“Moment of Truth,” the new five-part docu-series about the murder of basketball legend Michael Jordan’s father, doesn’t provide definitive evidence about why James Jordan was killed in 1993 after he pulled over to the side of the road in North Carolina, or prove who pulled the trigger. But what it does illustrate is the many miscarriages of justice that took place in the lead up to the conviction of Daniel Green, a Black man, and Larry Demery, his white friend, for the crime.
“This crime and the subsequent trial and convictions speak to a larger conversation about systemic racism in the criminal justice system,” says Matthew Perniciaro, the director of “Moment of Truth.” “One of the saddest parts of the story is looking at how little progress has been made in those systems in the decades since this crime occurred.”
One thing that Perniciaro is not trying to maintain is that Green or Demery had nothing to do with James Jordan’s murder, just that the facts surrounding the case were murkier than the media narrative that sprung up around the investigation. After James Jordan’s body was found in a South Carolina swamp, Green, then 18, and Demery, then 19, were quickly identified as suspects. It didn’t help their cause that video was released of Green dancing around to rap music while wearing jewelry, including an All-Star ring that Michael Jordan had given his father. Demery ultimately cooperated with investigators in exchange for leniency, fingering Green as the triggerman.
However, other questions still remain. Eyewitnesses said Green was at a house party at roughly the time James Jordan was killed. There was also a lack of physical evidence tying Green to the crime scene and there are holes in the prosecutions contention that Green shot James Jordan while he was sleeping in his Lexus, namely a lack of blood found in the car. He has long claimed that his involvement extended only to helping cover up the crime. And even Green’s defense was flawed, with his lawyers squandering a key opportunity to have the case declared a mistrial.

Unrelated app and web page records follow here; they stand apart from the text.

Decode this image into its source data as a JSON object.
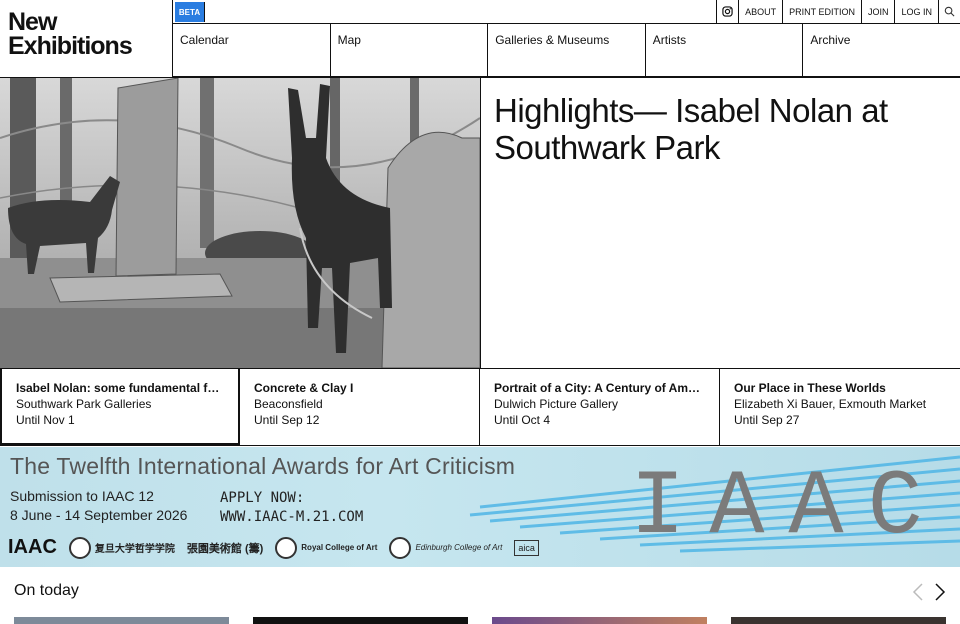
{
  "logo": {
    "line1": "New",
    "line2": "Exhibitions"
  },
  "top_bar": {
    "beta": "BETA",
    "links": [
      {
        "label": "ABOUT"
      },
      {
        "label": "PRINT EDITION"
      },
      {
        "label": "JOIN"
      },
      {
        "label": "LOG IN"
      }
    ],
    "icons": {
      "instagram": "instagram-icon",
      "search": "search-icon"
    }
  },
  "nav": [
    "Calendar",
    "Map",
    "Galleries & Museums",
    "Artists",
    "Archive"
  ],
  "hero": {
    "title": "Highlights— Isabel Nolan at Southwark Park"
  },
  "cards": [
    {
      "title": "Isabel Nolan: some fundamental forces",
      "venue": "Southwark Park Galleries",
      "until": "Until Nov 1"
    },
    {
      "title": "Concrete & Clay I",
      "venue": "Beaconsfield",
      "until": "Until Sep 12"
    },
    {
      "title": "Portrait of a City: A Century of Americ...",
      "venue": "Dulwich Picture Gallery",
      "until": "Until Oct 4"
    },
    {
      "title": "Our Place in These Worlds",
      "venue": "Elizabeth Xi Bauer, Exmouth Market",
      "until": "Until Sep 27"
    }
  ],
  "ad": {
    "headline": "The Twelfth International Awards for Art Criticism",
    "submission": "Submission to IAAC 12",
    "dates": "8 June - 14 September 2026",
    "apply": "APPLY NOW:",
    "url": "WWW.IAAC-M.21.COM",
    "big": "IAAC",
    "logos": {
      "iaac": "IAAC",
      "fudan": "复旦大学哲学学院",
      "zhangyuan": "張園美術館 (籌)",
      "rca": "Royal College of Art",
      "edinburgh": "Edinburgh College of Art",
      "aica": "aica"
    }
  },
  "on_today": {
    "label": "On today"
  },
  "colors": {
    "beta_bg": "#2a7de1",
    "ad_bg": "#c6e6ef",
    "line": "#111111"
  }
}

Green’s case has been taken up by Chris Mumma, executive director of North Carolina Center on Actual Innocence, but so far the courts have refused to hear new evidence that might reduce his sentence. Demery, in contrast, is due to be released in 2023.
“The prosecution’s case was built off of Larry’s testimony,” says Perniciaro. “His voice was heard. Daniel did not testify, so providing Daniel with a voice to tell us his story was very important to us in order to get a fully realized understanding. What I do believe very strongly is there is substantial question as to the facts as they were presented at trial, and because of that I do believe that Daniel Green is deserving of a new evidentiary hearing.”
“Moment of Truth,” which is currently streaming on Amazon’s IMDb TV, allowed Perniciaro to look at the part of the country where he grew up in greater detail, while also enabling him to provide an insider’s view on a story that benefits from an intimate regional understanding. A North Carolina native, Perniciaro followed the case avidly at the time, devouring the wall-to-wall local coverage. Later, an old high school friend, Jimmy Goodmon, whose family owned news networks WRAL and Capitol broadcasting in the state, informed him that the company was digitizing his archive. Footage of Demery and Green’s trial and reporting on the murder helped form the spine of Perniciaro’s docuseries. At the same time, “Moment of Truth” tracks Green’s efforts to get a new trial and Mumma’s attempts to find discrepancies in the case.
“This is a case that has been shrouded in mystery for so long that even if you think you know the facts about it, come with an open mind,” says Perniciaro. “There’s more here than I was aware of it. By telling all sides of the events that took place and allowing audiences to come to their own determination, we’re hoping to shed some new light.”
Perniciaro also understood the history of Robeson County, N.C., the part of the state where Demery and Green were tried. That gave him insight into the pervasive racism in the area, as well as tensions between the Black community and the police force. It’s the kind of place, the film notes, where the statue of a Confederate soldier stands in front of a courthouse.
“It wasn’t until I went to college in New York that I came to understand the degree of imagery I was exposed to and how that was minimized in that part of the country,” says Perniciaro. “The Confederate flag is omnipresent, but when you’re surrounded by it, you don’t understand what this imagery means because it’s everywhere. When you get some distance, you realize how broken it is that a Confederate soldier would be in front of a courthouse.”
“Moment of Truth” has interviews with most of the key stakeholders, highlighting both the prosecutors and investigators who put Demery and Green behind bars, as well as their friends and family. It does not include any interviews with Michael Jordan or the Jordan family, who have stayed largely silent on the tragedy.
“As a documentary filmmaker, I always want as many people to participate as possible,” says Perniciaro. “It was not unexpected that the family didn’t want to do that. This was the greatest loss they endured and they have every right to grieve however they chose and to do so in private. Just because someone is a public figure does not mean that every aspect of their life has to be public.”